It’s hard going to sleep after something like that. Adrenaline is surging and you find yourself assessing every word and action wondering if you could’ve done something better to get an even better outcome. There’s also the thought that they may kill you in your sleep. I’ve worked with psychopaths where it’s a real risk but when you first work with someone you don’t know if it’s the alcohol, triggered behaviour, sociopathy… regardless I jammed the staff bed against the door with my feet at that end… worst case he could barge the door open and slash my feet but at least he wouldn’t be able slit my throat. As I lay there in that hot little room with the tiniest draft blowing over my feet through the hole that had been fashioned earlier in the door, I began to feel grateful.
When you support people who are broken they just seem to be immersed and surrounded with hopelessness. It’s like there’s a dark conspiracy to permanently detain them in that state and anyone bold and compassionate enough to intervene invokes the wrath and consequence of their sins. I’d be reluctant to make a solid theory or theology around this but I’ve doing it long enough now to at least state this publicly on my blog. And here’s the point to saying it: If you’re going to step up and help someone in significant need you need to be prepared for the cost. I see people who don’t do this all the time. Just the same as I did when I was young. They have high expectations on their boss, manager, teacher, colleagues and clients, patients to be thanked and validated for their selfless deeds and when they don’t receive it they are consumed with despondency, disappointment and bitterness. Their hearts become calloused and they give up on what they’re meant to be doing. My encouragement is to simply get this sorted in your heart and mind before you accept the mission of helping someone on the journey out of trauma.

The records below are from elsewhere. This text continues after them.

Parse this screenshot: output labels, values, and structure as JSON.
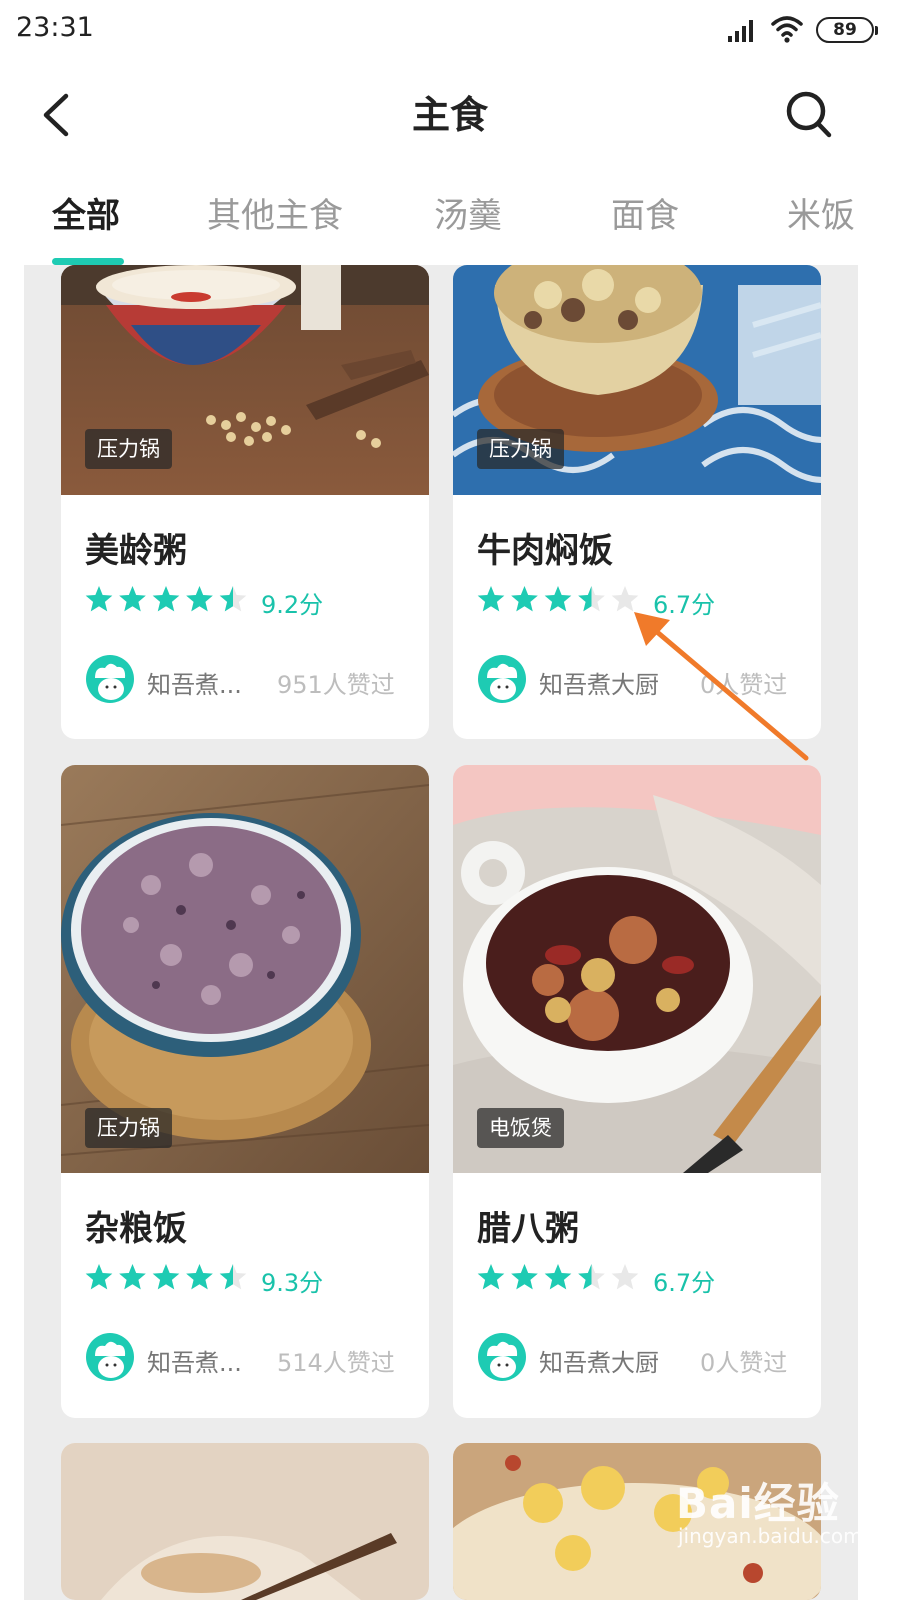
{
  "status_bar": {
    "time": "23:31",
    "battery": "89"
  },
  "header": {
    "title": "主食",
    "back_icon": "chevron-left-icon",
    "search_icon": "search-icon"
  },
  "tabs": [
    {
      "label": "全部",
      "active": true
    },
    {
      "label": "其他主食",
      "active": false
    },
    {
      "label": "汤羹",
      "active": false
    },
    {
      "label": "面食",
      "active": false
    },
    {
      "label": "米饭",
      "active": false
    }
  ],
  "colors": {
    "accent": "#1ecbb3",
    "star_empty": "#e8e8e8",
    "arrow": "#f07a2a"
  },
  "recipes": [
    {
      "title": "美龄粥",
      "tag": "压力锅",
      "rating_stars": 4.5,
      "score": "9.2分",
      "author": "知吾煮...",
      "likes": "951人赞过"
    },
    {
      "title": "牛肉焖饭",
      "tag": "压力锅",
      "rating_stars": 3.5,
      "score": "6.7分",
      "author": "知吾煮大厨",
      "likes": "0人赞过"
    },
    {
      "title": "杂粮饭",
      "tag": "压力锅",
      "rating_stars": 4.5,
      "score": "9.3分",
      "author": "知吾煮...",
      "likes": "514人赞过"
    },
    {
      "title": "腊八粥",
      "tag": "电饭煲",
      "rating_stars": 3.5,
      "score": "6.7分",
      "author": "知吾煮大厨",
      "likes": "0人赞过"
    }
  ],
  "watermark": {
    "brand": "Bai经验",
    "url": "jingyan.baidu.com"
  }
}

Please ensure with all humility that you are embracing the limitations of your humanity. You should be able to say no totally free of guilt. If not there’s something wrong with YOU. When you reach this place you are liberated from any manipulation around you to help or do something how “they say” you should. Because you’re not seeking their gratitude, validation or trying to impress anyone. Your ego becomes irrelevant because you know you’re loved either way and you don’t need to do anything or say anything to receive more love. You should be in a state of contentment which is actually propelling you-not receiving contentment and validation through the help. This is not healthy for anyone. I believe the ideal expectation should be “failure and disappointment are most likely but, despite the odds, I will patiently hope for the greatest miraculous outcome”.